Three party conferences, and three more rounds of anti-capitalist rhetoric – and bearing the brunt, of course, are the bankers. YouGov’s BrandIndex illustrates how consistent negative rhetoric and press coverage has impacted the overall perception of the banking industry.
The banking industry index average (spanning 10 retail banks) has remained persistently negative, at its lowest in March at -3.4 and remaining today at -1.2. The data shows how there have been few winners in banking this year, only survivors. Nationwide has managed one of the highest industry index scores in March at 14.6, and today at 13.8. RBS lingers some 20 index points lower, at -15.4 in March and -14.4 today.
The impression scores of the industry also remain consistently negative, averaging a -8 score for the year. RBS dipped below the -30 mark in January, March and again in May and shows no sign of improvement today.
Where is the policy discussion on the real drivers of the economy, such as productivity? The latest figures from the ONS show that French and German productivity rose between 2009 and 2010 – not so in Britain, where it remains stagnant.
According to YouGov’s Household Economic Activity Tracker, the percentage of UK workers who expect activity at their workplace to increase over the next year is flat. In April the reading was 13.2, and despite a rise in July to 16.2 this figure has slid back.
Shadow Chancellor Ed Balls on Monday admitted that the huge increase in public spending driven by the previous government did not yield sufficient dividends. Everyone wants deficit reduction and job creation, but they never talk about increasing productivity.
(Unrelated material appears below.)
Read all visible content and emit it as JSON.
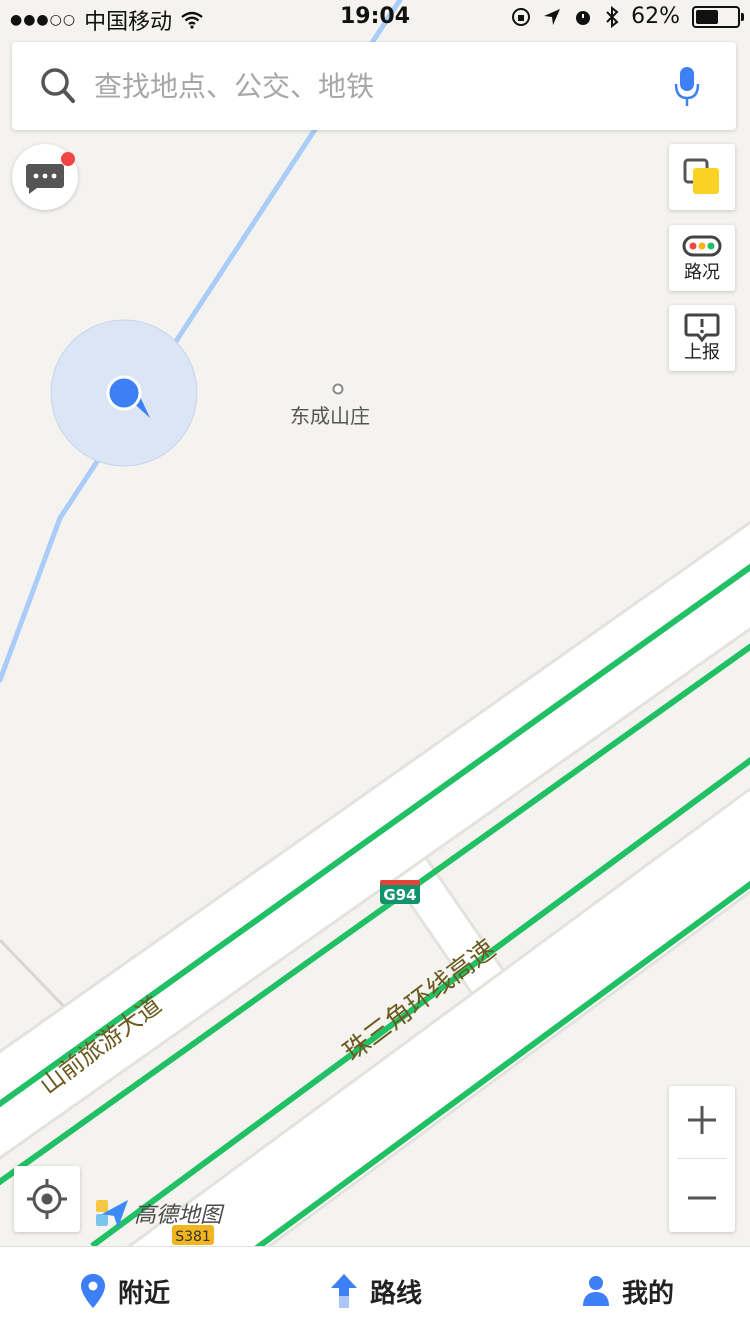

That would mean dealing directly with dull, difficult and vital issues like public sector efficiency, employment practices, procurement, and the re-engineering of our public services and the reform of the civil service to deliver more value-for-money.